December 7, 2008
The male relatives in my family have a certain reluctance to actually post comments on this blog, but I often get e-mail responses to specific posts. In the case of my no-knead bread tale from a couple of days ago, I got two such comments, both of which warrant posting publicly:
From the male half of the longest-running, happiest couple I know: “Wives are such a mess. They never do what we want them to do or they screw up our great plans. Why do we keep them? And I have been doing it for almost 65 years.”
From a long-time home baker (who did once use baking soda instead of baking powder in a batch of biscuits in my youth — no one is perfect!): “If you ever really get into this bread making thing, you might want to invest in a small heating pad which I have used for years. The other side of that is that chances are it will rise just as well at a cooler temperature, it just takes longer. By cooler, I mean like 60 degrees. Warmer than 70 will likewise speed it up. It’s not an exact science and there is probably a fair amount of leeway built into this recipe. Let me know how it comes out!”

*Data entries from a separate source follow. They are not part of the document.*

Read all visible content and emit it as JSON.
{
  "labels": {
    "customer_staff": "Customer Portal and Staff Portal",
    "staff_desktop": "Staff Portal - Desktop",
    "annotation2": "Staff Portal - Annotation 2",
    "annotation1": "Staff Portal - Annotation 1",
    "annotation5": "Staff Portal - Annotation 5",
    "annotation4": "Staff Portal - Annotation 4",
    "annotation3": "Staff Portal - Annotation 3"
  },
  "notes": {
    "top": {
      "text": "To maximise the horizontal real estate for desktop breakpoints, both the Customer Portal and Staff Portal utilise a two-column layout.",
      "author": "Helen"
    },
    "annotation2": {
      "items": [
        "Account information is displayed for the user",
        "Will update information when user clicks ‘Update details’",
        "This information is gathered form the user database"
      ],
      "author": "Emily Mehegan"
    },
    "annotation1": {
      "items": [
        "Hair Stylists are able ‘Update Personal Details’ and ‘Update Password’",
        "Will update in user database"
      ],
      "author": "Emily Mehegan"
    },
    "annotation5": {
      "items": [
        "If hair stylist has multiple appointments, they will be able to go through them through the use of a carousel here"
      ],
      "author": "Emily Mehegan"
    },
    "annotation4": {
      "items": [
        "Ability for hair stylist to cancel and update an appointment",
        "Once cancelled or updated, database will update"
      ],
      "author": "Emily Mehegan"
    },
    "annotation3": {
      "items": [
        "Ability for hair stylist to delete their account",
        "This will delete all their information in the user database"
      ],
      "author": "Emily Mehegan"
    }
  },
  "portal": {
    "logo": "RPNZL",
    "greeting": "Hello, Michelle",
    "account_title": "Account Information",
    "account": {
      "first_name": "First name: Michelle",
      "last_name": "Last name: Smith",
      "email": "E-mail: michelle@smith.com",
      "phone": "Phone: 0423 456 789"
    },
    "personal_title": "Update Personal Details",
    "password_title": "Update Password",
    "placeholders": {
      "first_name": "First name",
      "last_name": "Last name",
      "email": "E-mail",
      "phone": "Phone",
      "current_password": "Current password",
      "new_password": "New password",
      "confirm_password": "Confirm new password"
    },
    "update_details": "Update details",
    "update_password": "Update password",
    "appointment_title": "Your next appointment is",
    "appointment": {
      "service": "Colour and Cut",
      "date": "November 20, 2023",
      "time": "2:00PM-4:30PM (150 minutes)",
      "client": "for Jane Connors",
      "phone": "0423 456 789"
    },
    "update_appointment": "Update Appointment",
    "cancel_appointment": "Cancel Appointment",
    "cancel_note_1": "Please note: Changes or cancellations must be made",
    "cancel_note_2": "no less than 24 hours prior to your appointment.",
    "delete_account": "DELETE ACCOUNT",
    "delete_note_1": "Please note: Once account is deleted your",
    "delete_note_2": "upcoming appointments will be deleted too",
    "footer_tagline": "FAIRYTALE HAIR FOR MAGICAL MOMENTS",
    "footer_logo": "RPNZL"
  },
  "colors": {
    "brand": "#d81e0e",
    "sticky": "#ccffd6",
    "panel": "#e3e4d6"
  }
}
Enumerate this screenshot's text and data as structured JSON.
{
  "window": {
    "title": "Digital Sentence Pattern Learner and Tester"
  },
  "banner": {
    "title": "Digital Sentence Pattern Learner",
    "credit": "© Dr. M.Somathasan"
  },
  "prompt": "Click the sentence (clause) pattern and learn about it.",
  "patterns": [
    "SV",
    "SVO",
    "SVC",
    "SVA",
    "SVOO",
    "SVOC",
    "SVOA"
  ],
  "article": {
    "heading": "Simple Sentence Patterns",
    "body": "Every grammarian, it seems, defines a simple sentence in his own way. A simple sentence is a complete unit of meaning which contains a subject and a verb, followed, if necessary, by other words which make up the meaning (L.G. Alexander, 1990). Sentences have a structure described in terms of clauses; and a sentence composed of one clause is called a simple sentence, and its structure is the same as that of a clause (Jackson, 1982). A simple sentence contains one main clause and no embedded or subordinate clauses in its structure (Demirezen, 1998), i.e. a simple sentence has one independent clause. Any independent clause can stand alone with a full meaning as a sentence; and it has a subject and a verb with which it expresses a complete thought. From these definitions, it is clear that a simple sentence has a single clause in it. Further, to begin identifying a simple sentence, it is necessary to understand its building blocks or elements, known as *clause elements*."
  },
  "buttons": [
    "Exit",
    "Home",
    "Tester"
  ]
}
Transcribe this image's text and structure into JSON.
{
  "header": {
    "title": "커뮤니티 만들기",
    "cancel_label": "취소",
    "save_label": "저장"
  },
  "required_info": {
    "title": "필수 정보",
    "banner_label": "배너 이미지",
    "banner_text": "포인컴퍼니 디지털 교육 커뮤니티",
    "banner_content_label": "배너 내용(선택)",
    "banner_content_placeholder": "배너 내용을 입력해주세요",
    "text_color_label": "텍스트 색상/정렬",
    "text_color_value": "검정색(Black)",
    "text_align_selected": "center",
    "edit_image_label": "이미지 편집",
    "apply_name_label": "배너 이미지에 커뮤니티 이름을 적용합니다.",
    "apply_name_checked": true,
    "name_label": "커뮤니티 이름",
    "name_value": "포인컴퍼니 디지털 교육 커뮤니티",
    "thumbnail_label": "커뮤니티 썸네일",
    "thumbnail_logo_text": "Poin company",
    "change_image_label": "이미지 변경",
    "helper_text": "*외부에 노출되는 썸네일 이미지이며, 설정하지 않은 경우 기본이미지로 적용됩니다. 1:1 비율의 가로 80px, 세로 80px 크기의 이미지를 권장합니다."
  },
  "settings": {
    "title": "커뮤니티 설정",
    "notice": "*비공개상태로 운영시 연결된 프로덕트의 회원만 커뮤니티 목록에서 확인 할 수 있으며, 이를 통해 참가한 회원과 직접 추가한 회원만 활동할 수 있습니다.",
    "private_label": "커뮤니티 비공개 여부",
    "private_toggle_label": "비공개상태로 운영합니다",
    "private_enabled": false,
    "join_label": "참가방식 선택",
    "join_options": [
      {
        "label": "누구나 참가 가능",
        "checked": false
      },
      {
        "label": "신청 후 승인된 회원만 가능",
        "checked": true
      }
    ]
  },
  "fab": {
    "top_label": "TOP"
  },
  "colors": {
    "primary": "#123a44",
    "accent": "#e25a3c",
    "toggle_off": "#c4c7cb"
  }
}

Now, the one person who commented was the person who inadvertently inspired the effort in the first place. And, she was the second person who requested details on the results. So, here goes…
In a word, the results were: GREAT!
The space heater and dough got moved to the utility room later in the evening because Josh and Benton decided to sleep in Benton’s room rather than the basement (Benton insisted that the dough could remain in his room with the space heater while they slept, and that, if it got too warm, which he realized it probably would, they could open a window to let the 20-degree air in, but would position the dough in front of the space heater so it would remain warm. I suggested we could put a humidifier in the room as well, if he wanted to bypass a guaranteed cold and go straight for double pneumonia!). By the morning, the dough had indeed grown in size and had little bubbles on the surface. I turned it out on a floured surface and formed it into a ball around 11:00 that morning. A couple of hours later, it went in the Dutch oven in the oven, and 45 minutes later it was done! The crust was indeed hard…but crumbly rather than tough, as promised. It was tasty, so, it’s worth repeating.
HOWEVER…the title of this post mentions “unleaven solidarity,” and that wasn’t just to raise Amy’s hopes, only to dash them with a tale of unqualified success. There is unlevenness in this tale! What I didn’t mention in the original post was that, since I was making a new bread recipe, I figured I might as well haul out the bread machine and have a fresh loaf ready for breakfast on Saturday morning. As best I can tell, I was so nonplussed by the fact that the no-knead recipe only required 1/4 teaspoon of rapid rise yeast (with 3 cups of flour) that I just left the yeast out of the bread machine recipe altogether. When I pulled the container out of the bread machine on Saturday morning, I had a 2″ tall, 1.5-lb square hockey puck loaf. Both Benton and Josh insisted that the dense center was tasty, but the loaf was soon sliced up and transferred to the suet holders in the backyard bird feeder. Doh!